Beginners often ask: How do I estimate the amount of thread needed for each color in a project?
There isn’t a hard and fast rule for this because the amount you need per square inch varies with the mesh size, thread, and stitch. This method works to figure out how much yarn you use per square inch for any thread and any project. It does require a bit of stitching and some simple arithmetic.
Helpful Hint: If you have a thread notebook, write down your amount per square inch. Then you can use it the next time you use that thread.
Begin by marking on a canvas the same mesh size a 1-inch square block. So, for example, if you were working on 14 mesh, this would be a 14 x 14 block.
Now take the thread you will be using, any color will do, and cut it into a bunch (5 or so) of 18″ lengths.
With those threads, start to stitch the square in the stitch you will be using. Stitch the whole 1″ square and keep track of the number of the cut threads you use.
Divide that number by 2 and round up if there is a remainder. This number tells you how many yards it takes to stitch one inch.
Take the number of yards it takes to stitch an inch and divide the number of yards in one package of the thread. Always round up. Then add 20%. This tells you how many inches you can stitch with one package.
Now you need to figure out how many square inches there are of each color. That is trickier because the colors could be dispersed all around the piece. But you have a good tool to estimate in your hand.
The middle section of your thumb is about an inch. And your fist covers about 5 square inches. You can use this to estimate the extent of the colors. This will always be a rough estimate, but it works for our puposes.
You don’t need to do this for every color. Since you can’t buy half a skein of thread, then any color where you have less than a skein’s worth of square inches, you buy one package.
After you have figured out the square inches in a project, divide that number by the number of inches per package. This will tell you how many packages you need to buy.

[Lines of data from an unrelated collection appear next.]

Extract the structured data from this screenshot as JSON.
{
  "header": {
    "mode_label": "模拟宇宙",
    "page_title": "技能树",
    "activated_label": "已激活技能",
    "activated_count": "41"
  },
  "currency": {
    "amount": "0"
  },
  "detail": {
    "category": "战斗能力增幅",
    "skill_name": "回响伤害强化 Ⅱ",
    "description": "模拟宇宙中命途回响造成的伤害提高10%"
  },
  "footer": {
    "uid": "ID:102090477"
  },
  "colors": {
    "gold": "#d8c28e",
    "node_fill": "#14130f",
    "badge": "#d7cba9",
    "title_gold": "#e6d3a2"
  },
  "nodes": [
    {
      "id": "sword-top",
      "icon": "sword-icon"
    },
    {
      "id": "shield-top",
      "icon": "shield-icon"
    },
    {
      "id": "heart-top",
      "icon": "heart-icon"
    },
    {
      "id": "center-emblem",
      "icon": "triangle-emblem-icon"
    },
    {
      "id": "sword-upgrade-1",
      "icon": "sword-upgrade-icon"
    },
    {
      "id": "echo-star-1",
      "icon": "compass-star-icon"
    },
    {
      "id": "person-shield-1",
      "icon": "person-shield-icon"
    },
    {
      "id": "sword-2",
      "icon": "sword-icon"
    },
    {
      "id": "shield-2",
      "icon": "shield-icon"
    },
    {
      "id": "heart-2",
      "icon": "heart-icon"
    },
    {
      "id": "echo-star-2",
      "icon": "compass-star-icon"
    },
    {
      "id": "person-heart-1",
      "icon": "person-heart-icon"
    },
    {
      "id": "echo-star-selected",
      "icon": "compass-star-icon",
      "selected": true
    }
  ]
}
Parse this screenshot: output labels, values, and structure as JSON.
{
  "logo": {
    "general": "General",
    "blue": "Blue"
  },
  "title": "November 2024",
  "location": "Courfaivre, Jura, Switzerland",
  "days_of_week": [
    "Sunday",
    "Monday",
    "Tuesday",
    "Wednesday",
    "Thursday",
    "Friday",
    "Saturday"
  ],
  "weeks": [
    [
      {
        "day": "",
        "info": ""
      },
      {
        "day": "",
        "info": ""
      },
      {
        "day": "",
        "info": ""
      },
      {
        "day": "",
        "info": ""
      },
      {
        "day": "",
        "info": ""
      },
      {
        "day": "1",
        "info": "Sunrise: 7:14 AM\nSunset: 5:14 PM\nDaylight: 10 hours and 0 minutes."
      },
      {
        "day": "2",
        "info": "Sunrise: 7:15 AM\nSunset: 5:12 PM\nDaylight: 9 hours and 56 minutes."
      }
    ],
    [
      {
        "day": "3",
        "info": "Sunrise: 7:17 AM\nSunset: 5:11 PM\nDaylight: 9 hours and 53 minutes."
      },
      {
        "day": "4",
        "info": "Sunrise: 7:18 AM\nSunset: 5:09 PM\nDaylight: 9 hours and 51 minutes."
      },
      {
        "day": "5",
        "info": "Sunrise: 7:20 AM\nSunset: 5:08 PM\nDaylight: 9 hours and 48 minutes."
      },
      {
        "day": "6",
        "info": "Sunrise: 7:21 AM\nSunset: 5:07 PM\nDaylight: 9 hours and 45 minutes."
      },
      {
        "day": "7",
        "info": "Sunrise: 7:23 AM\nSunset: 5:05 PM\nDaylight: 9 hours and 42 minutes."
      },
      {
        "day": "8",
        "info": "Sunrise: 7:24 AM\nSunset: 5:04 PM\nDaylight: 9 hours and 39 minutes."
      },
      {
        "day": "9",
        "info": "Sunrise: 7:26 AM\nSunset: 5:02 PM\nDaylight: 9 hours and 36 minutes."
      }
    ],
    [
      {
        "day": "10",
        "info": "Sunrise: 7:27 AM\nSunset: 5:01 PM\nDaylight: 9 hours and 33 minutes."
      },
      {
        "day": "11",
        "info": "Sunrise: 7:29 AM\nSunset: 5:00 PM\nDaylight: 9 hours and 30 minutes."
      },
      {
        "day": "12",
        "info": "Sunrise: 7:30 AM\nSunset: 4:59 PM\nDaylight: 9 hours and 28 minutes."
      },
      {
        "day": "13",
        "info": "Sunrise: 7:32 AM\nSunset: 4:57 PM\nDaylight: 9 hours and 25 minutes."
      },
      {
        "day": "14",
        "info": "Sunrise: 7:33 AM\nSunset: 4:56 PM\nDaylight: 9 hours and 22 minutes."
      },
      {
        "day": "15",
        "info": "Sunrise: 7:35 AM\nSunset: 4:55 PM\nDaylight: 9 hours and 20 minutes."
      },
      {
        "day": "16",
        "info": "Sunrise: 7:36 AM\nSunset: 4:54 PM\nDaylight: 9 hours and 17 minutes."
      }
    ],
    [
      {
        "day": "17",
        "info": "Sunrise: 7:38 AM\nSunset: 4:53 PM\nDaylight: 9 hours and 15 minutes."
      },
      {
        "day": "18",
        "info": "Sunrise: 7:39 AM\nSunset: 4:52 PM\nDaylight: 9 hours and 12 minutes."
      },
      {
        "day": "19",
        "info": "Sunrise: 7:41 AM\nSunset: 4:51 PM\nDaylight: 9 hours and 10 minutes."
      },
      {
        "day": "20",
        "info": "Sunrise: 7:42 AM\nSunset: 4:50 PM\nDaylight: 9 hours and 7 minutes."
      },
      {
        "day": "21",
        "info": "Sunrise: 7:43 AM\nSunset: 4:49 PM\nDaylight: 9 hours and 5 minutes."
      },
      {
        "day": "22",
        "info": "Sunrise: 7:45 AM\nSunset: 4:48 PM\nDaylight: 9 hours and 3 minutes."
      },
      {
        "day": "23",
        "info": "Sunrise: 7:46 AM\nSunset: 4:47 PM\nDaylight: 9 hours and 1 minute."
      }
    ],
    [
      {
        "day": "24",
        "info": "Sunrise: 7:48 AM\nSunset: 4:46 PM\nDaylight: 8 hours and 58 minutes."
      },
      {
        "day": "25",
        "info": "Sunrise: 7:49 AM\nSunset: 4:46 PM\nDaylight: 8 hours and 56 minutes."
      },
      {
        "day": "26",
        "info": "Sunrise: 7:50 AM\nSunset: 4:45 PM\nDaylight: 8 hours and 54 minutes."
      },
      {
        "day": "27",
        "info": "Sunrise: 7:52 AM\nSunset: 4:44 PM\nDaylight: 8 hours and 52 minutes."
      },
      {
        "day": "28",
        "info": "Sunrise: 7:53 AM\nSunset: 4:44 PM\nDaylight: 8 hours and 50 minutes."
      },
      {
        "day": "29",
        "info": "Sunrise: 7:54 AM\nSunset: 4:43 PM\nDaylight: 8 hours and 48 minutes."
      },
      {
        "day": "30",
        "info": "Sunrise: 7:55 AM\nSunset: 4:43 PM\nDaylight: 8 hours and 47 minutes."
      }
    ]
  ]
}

Because we rounded up and added in the 20% overrun, this should give you enough thread to do the project. The overrun is there to give you some wiggle room as well as to cover starts and tops of the thread as well as tearing out for mistakes.